Brief
Please copy every line from the records below that contains the string "swatch".

Data under study
_____
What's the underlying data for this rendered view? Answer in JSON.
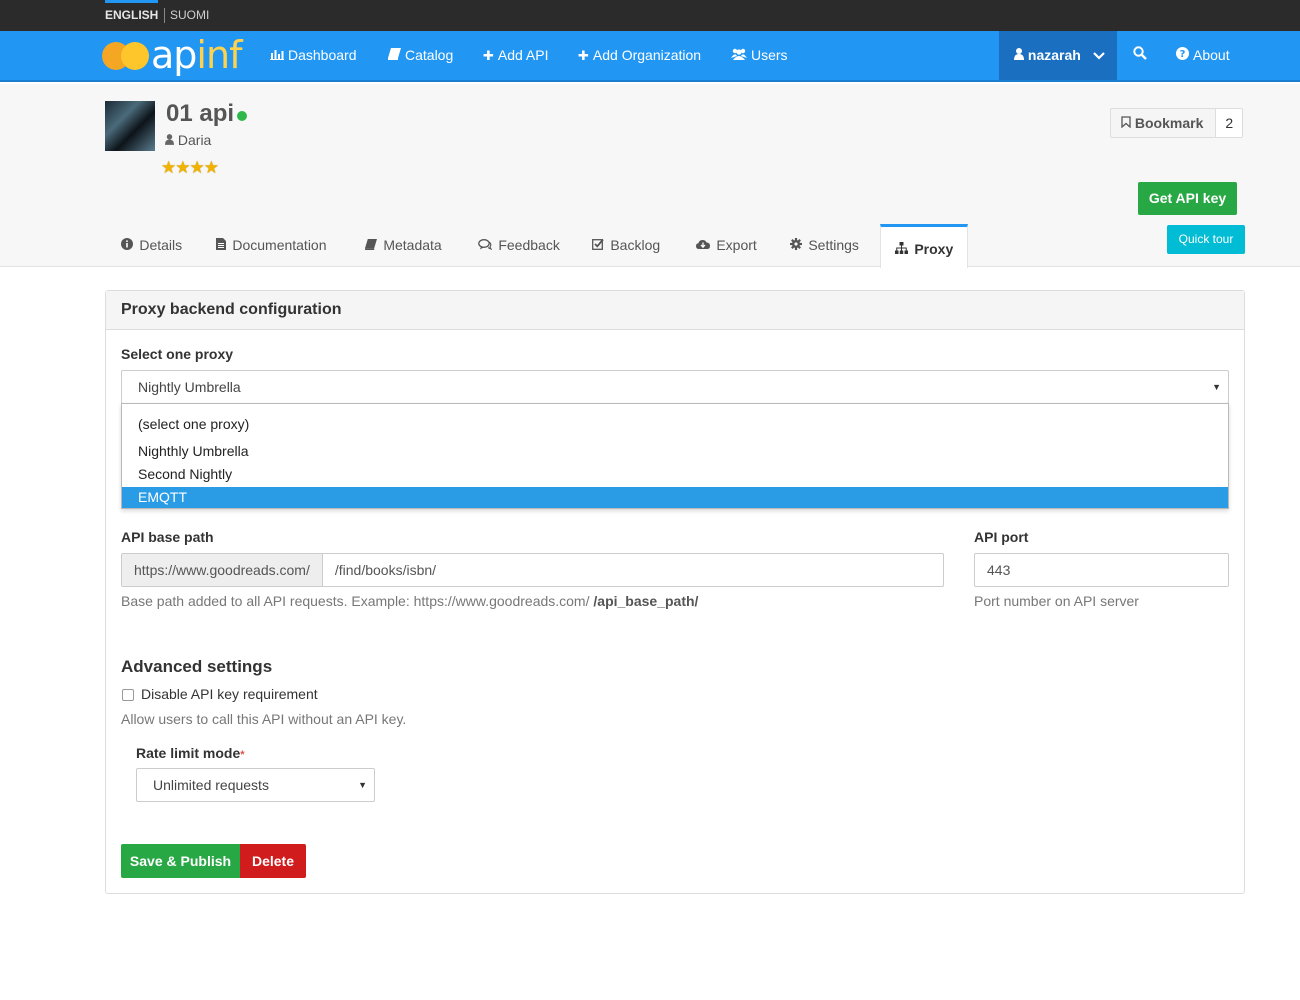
{
  "lang": {
    "english": "ENGLISH",
    "suomi": "SUOMI"
  },
  "brand": {
    "logo_text_a": "ap",
    "logo_text_b": "inf"
  },
  "nav": {
    "dashboard": "Dashboard",
    "catalog": "Catalog",
    "add_api": "Add API",
    "add_org": "Add Organization",
    "users": "Users",
    "user": "nazarah",
    "about": "About"
  },
  "api": {
    "title": "01 api",
    "author": "Daria",
    "rating_stars": "★★★★",
    "rating": 4,
    "status_color": "#2eb84b"
  },
  "actions": {
    "bookmark": "Bookmark",
    "bookmark_count": "2",
    "get_api_key": "Get API key",
    "quick_tour": "Quick tour"
  },
  "tabs": {
    "details": "Details",
    "documentation": "Documentation",
    "metadata": "Metadata",
    "feedback": "Feedback",
    "backlog": "Backlog",
    "export": "Export",
    "settings": "Settings",
    "proxy": "Proxy"
  },
  "panel": {
    "heading": "Proxy backend configuration",
    "select_proxy_label": "Select one proxy",
    "select_proxy_value": "Nightly Umbrella",
    "proxy_options": [
      "(select one proxy)",
      "Nighthly Umbrella",
      "Second Nightly",
      "EMQTT"
    ],
    "selected_option_index": 3,
    "base_path_label": "API base path",
    "base_path_prefix": "https://www.goodreads.com/",
    "base_path_value": "/find/books/isbn/",
    "base_path_help_a": "Base path added to all API requests. Example:  https://www.goodreads.com/ ",
    "base_path_help_b": "/api_base_path/",
    "port_label": "API port",
    "port_value": "443",
    "port_help": "Port number on API server",
    "advanced_heading": "Advanced settings",
    "disable_key_label": "Disable API key requirement",
    "disable_key_checked": false,
    "disable_key_help": "Allow users to call this API without an API key.",
    "rate_limit_label": "Rate limit mode",
    "rate_limit_required": "*",
    "rate_limit_value": "Unlimited requests",
    "save_button": "Save & Publish",
    "delete_button": "Delete"
  },
  "colors": {
    "primary": "#2196f3",
    "success": "#28a745",
    "danger": "#d01c1c",
    "info": "#00bcd4",
    "dropdown_highlight": "#2a9ce6"
  }
}
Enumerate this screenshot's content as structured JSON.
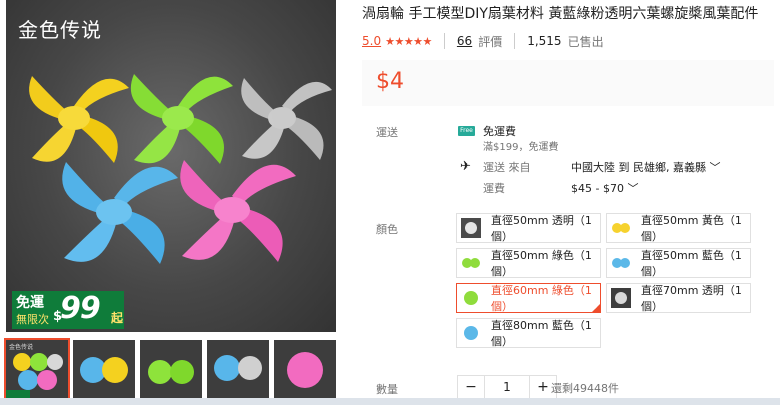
{
  "gallery": {
    "watermark": "金色传说",
    "promo": {
      "line1": "免運",
      "line2": "無限次",
      "currency": "$",
      "amount": "99",
      "suffix": "起"
    },
    "thumbnails": [
      "金色传说",
      "",
      "",
      "",
      ""
    ]
  },
  "product": {
    "title": "渦扇輪 手工模型DIY扇葉材料 黃藍綠粉透明六葉螺旋槳風葉配件",
    "rating": "5.0",
    "stars": "★★★★★",
    "reviews_count": "66",
    "reviews_label": "評價",
    "sold_count": "1,515",
    "sold_label": "已售出",
    "price": "$4"
  },
  "shipping": {
    "label": "運送",
    "free_icon": "Free",
    "free_label": "免運費",
    "free_sub": "滿$199，免運費",
    "ship_to_label": "運送 來自",
    "ship_to_value": "中國大陸 到  民雄鄉, 嘉義縣 ﹀",
    "fee_label": "運費",
    "fee_value": "$45 - $70 ﹀"
  },
  "colors": {
    "label": "顏色",
    "options": [
      {
        "label": "直徑50mm 透明（1個）",
        "selected": false,
        "swatch": "#e6e6e6"
      },
      {
        "label": "直徑50mm 黃色（1個）",
        "selected": false,
        "swatch": "#f6d22e"
      },
      {
        "label": "直徑50mm 綠色（1個）",
        "selected": false,
        "swatch": "#8fdc3c"
      },
      {
        "label": "直徑50mm 藍色（1個）",
        "selected": false,
        "swatch": "#5bb8e8"
      },
      {
        "label": "直徑60mm 綠色（1個）",
        "selected": true,
        "swatch": "#8fdc3c"
      },
      {
        "label": "直徑70mm 透明（1個）",
        "selected": false,
        "swatch": "#d9d9d9"
      },
      {
        "label": "直徑80mm 藍色（1個）",
        "selected": false,
        "swatch": "#5bb8e8"
      }
    ]
  },
  "quantity": {
    "label": "數量",
    "minus": "−",
    "value": "1",
    "plus": "+",
    "stock": "還剩49448件"
  }
}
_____
Answer section
        "swatch": "#e6e6e6"
        "swatch": "#f6d22e"
        "swatch": "#8fdc3c"
        "swatch": "#5bb8e8"
        "swatch": "#8fdc3c"
        "swatch": "#d9d9d9"
        "swatch": "#5bb8e8"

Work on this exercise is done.